= Beginning of Section =

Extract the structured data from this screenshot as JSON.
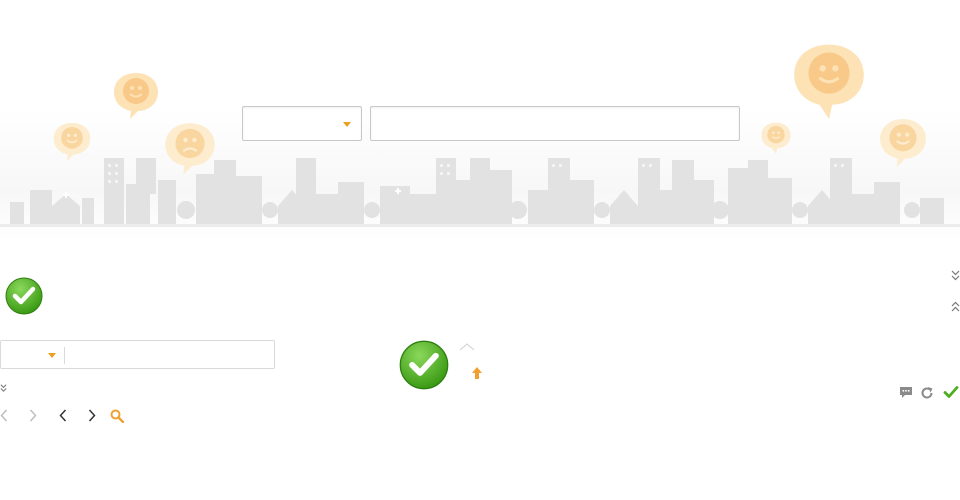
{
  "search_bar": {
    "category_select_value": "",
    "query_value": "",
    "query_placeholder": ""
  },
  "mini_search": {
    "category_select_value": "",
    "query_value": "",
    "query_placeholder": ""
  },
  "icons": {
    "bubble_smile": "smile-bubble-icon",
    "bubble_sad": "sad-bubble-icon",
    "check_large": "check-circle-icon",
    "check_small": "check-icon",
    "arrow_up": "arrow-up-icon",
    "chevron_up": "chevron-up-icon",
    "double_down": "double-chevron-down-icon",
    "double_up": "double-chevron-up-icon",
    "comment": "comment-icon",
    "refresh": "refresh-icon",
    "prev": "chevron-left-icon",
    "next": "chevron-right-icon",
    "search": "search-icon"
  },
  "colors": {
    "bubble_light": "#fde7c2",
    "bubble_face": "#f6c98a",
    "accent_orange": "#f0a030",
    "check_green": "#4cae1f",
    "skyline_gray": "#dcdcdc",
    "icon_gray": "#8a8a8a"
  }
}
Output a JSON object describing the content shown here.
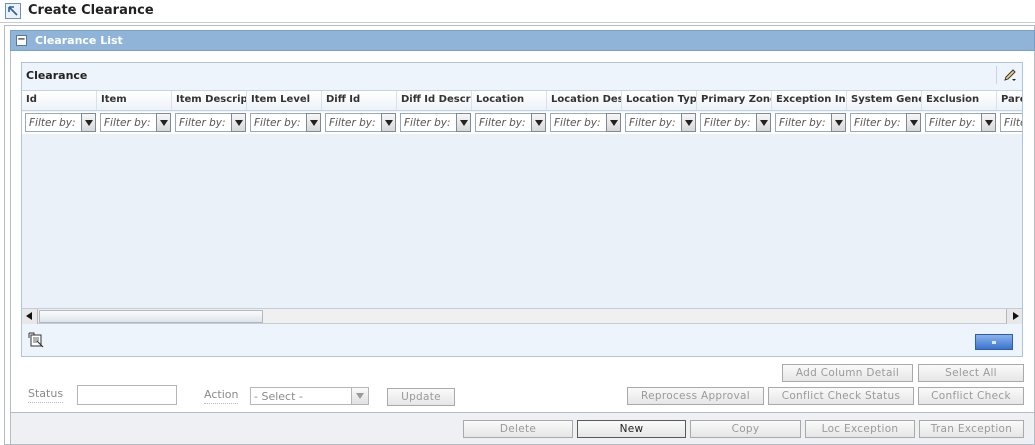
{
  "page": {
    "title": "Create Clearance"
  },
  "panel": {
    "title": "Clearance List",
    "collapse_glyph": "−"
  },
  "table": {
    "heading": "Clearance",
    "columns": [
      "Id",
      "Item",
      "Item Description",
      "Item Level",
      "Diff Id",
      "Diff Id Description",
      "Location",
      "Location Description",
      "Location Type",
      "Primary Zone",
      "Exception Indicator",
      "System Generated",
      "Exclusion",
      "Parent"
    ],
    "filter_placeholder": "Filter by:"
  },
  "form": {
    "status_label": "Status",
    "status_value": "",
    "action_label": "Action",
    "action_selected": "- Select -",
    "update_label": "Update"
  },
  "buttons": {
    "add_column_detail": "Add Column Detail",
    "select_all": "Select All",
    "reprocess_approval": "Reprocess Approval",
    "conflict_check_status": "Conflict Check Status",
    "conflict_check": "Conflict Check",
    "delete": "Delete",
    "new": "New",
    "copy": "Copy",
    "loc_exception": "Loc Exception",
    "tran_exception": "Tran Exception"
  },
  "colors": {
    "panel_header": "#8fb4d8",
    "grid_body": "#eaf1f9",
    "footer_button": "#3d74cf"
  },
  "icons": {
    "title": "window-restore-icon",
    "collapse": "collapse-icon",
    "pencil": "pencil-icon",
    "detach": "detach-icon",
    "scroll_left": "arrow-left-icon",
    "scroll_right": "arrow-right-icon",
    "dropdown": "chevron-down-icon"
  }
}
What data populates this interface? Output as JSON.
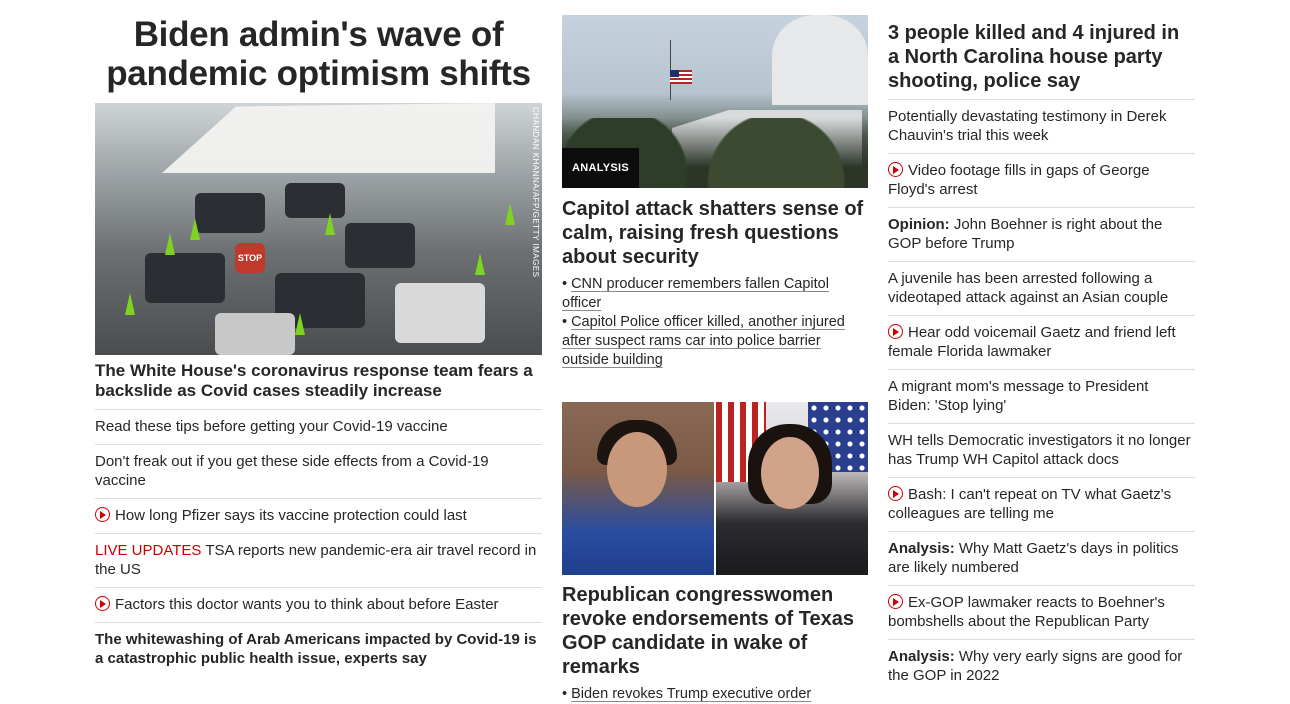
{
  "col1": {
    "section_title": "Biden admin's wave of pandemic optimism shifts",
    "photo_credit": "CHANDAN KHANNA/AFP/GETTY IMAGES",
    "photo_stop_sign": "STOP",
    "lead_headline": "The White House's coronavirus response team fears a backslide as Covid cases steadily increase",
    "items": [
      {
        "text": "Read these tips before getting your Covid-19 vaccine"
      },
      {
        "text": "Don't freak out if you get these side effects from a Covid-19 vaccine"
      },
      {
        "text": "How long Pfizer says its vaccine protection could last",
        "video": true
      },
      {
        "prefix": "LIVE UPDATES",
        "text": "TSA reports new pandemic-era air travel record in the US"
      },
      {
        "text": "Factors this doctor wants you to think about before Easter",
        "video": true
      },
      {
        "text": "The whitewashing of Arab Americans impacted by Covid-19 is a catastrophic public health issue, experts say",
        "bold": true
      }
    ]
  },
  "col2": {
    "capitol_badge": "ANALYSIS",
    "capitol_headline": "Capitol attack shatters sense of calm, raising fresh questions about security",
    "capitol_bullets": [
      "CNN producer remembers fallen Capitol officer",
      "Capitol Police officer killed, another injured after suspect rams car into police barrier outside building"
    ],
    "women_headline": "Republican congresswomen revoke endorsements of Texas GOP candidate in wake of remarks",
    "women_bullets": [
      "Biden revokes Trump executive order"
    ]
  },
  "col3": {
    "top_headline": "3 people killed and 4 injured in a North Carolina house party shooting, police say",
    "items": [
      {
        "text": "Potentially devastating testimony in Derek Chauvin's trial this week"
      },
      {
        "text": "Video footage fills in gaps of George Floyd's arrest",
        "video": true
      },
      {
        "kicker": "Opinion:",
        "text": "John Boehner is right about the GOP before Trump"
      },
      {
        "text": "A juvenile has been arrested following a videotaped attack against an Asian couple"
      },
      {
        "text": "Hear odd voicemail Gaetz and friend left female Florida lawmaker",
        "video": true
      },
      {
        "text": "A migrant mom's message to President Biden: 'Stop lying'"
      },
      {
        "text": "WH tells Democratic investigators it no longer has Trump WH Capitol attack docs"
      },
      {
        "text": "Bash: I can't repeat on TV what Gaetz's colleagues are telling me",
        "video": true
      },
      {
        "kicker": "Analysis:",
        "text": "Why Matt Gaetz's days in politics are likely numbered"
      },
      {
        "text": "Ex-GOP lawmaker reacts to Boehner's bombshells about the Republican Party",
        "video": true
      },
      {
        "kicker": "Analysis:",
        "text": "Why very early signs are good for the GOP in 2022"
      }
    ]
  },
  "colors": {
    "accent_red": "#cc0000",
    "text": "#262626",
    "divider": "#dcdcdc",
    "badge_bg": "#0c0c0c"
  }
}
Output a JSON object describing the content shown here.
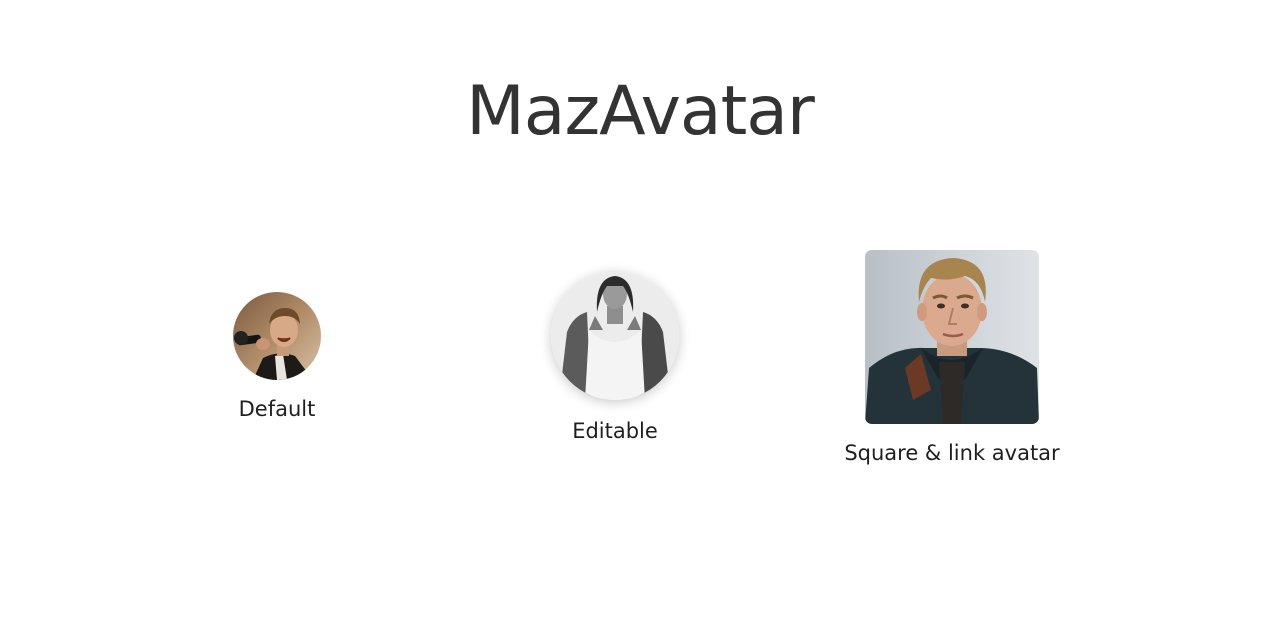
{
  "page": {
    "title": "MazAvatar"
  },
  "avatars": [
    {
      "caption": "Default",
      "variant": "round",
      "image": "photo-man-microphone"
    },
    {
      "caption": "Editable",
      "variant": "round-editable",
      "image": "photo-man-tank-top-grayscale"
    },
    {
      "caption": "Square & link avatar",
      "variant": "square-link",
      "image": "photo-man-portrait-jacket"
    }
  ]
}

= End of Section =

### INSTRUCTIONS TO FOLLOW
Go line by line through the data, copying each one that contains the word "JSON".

### SOLUTION FOR THIS EXERCISE
Extract the structured data from this screenshot as JSON.
Output a JSON object describing the content shown here.
What data populates this interface? Output as JSON.
Output a JSON object describing the content shown here.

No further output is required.